A racing bicycle will offer very little clearance between the seat tube and the rear tire. The race bread steed's front wheel will be closer to the down tube than will be its touring or recreational counterpart. Front and rear tires will crowd the fork crown and seat stay braces respectively. Everything will appear to be compact, with few gaps in a machine designed to be tight and precise. A racing bicycle will allow no room to mount fenders (of course there will be no fender mount eyelets on the drops to begin with). A racing bicycle will have no braze-ons to permit attachment of luggage racks. In short, there are many indicators of a frame set’s intended purpose. All you have to do is look for them.
So many choices will bubble to the surface when considering what kind of vintage road bicycle to choose. Tubing type, chrome moly, high tensile steel or plain old pipe. Pressed steel drops or the much stronger forged units often boasting their pedigree with the manufacturer's name pantographed into the surface. Men's or women's design. Touring or racing. Original or restored. Perhaps now it becomes easier to understand why someone interested in building up a vintage road bicycle must first get to know vintage road bicycles. So many choices, and the best of the best is not always the best choice to make.

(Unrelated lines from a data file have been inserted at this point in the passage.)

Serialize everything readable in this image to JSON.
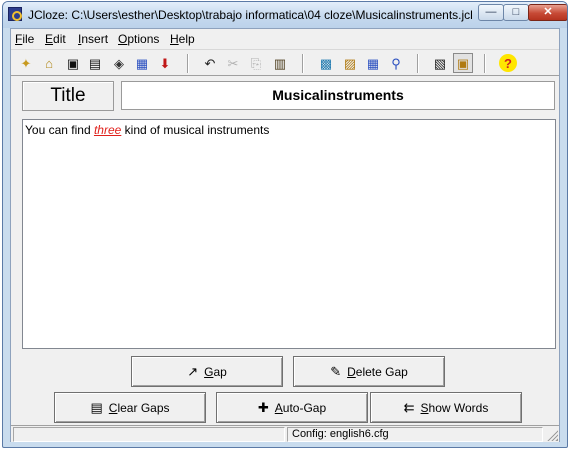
{
  "window": {
    "title": "JCloze: C:\\Users\\esther\\Desktop\\trabajo informatica\\04 cloze\\Musicalinstruments.jcl",
    "minimize_glyph": "—",
    "maximize_glyph": "□",
    "close_glyph": "✕"
  },
  "menu": [
    {
      "label": "File",
      "u": "F",
      "rest": "ile"
    },
    {
      "label": "Edit",
      "u": "E",
      "rest": "dit"
    },
    {
      "label": "Insert",
      "u": "I",
      "rest": "nsert"
    },
    {
      "label": "Options",
      "u": "O",
      "rest": "ptions"
    },
    {
      "label": "Help",
      "u": "H",
      "rest": "elp"
    }
  ],
  "toolbar": {
    "icons": [
      "new-file-icon",
      "open-folder-icon",
      "save-icon",
      "save-as-icon",
      "clear-icon",
      "gap-manager-icon",
      "insert-arrow-icon",
      "undo-icon",
      "cut-icon",
      "copy-icon",
      "paste-icon",
      "create-web-page-icon",
      "export-icon",
      "grid-icon",
      "find-icon",
      "view-icon",
      "screen-icon",
      "help-icon"
    ],
    "glyphs": {
      "new": "✦",
      "open": "⌂",
      "save": "▣",
      "save_as": "▤",
      "clear": "◈",
      "gap_manager": "▦",
      "insert_arrow": "⬇",
      "undo": "↶",
      "cut": "✂",
      "copy": "⎘",
      "paste": "▥",
      "web_page": "▩",
      "export": "▨",
      "grid": "▦",
      "find": "⚲",
      "view": "▧",
      "screen": "▣",
      "help": "?"
    }
  },
  "title_field": {
    "label": "Title",
    "value": "Musicalinstruments"
  },
  "editor": {
    "before": "You can find ",
    "gap_word": "three",
    "after": " kind of musical instruments"
  },
  "buttons": {
    "gap": {
      "icon": "↗",
      "u": "G",
      "rest": "ap"
    },
    "delete_gap": {
      "icon": "✎",
      "u": "D",
      "rest": "elete Gap"
    },
    "clear_gaps": {
      "icon": "▤",
      "u": "C",
      "rest": "lear Gaps"
    },
    "auto_gap": {
      "icon": "✚",
      "u": "A",
      "rest": "uto-Gap"
    },
    "show_words": {
      "icon": "⇇",
      "u": "S",
      "rest": "how Words"
    }
  },
  "status": {
    "config": "Config: english6.cfg"
  },
  "colors": {
    "gap_word": "#e0201b",
    "title_bar": "#c5d9ee",
    "close_button": "#c74a36"
  }
}
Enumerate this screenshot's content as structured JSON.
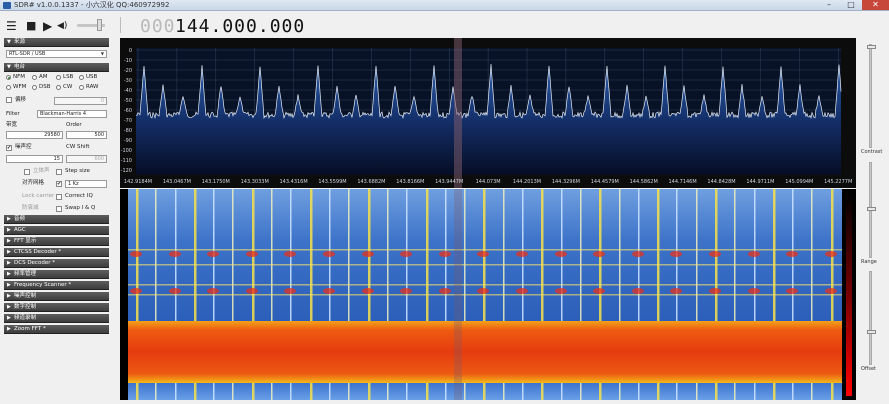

It is easy to choose the best of the best. If the bicycle has the best tube set, the best drops and the best component grouppo, what else is there? There are many other things to take into consideration when choosing to Street Restore an old bike. Follow all of the best of the best rules and you will likely end up with a great old road bike. However, there are some rule breakers that should also be considered. And it is the rule breakers that are perhaps the most important of all.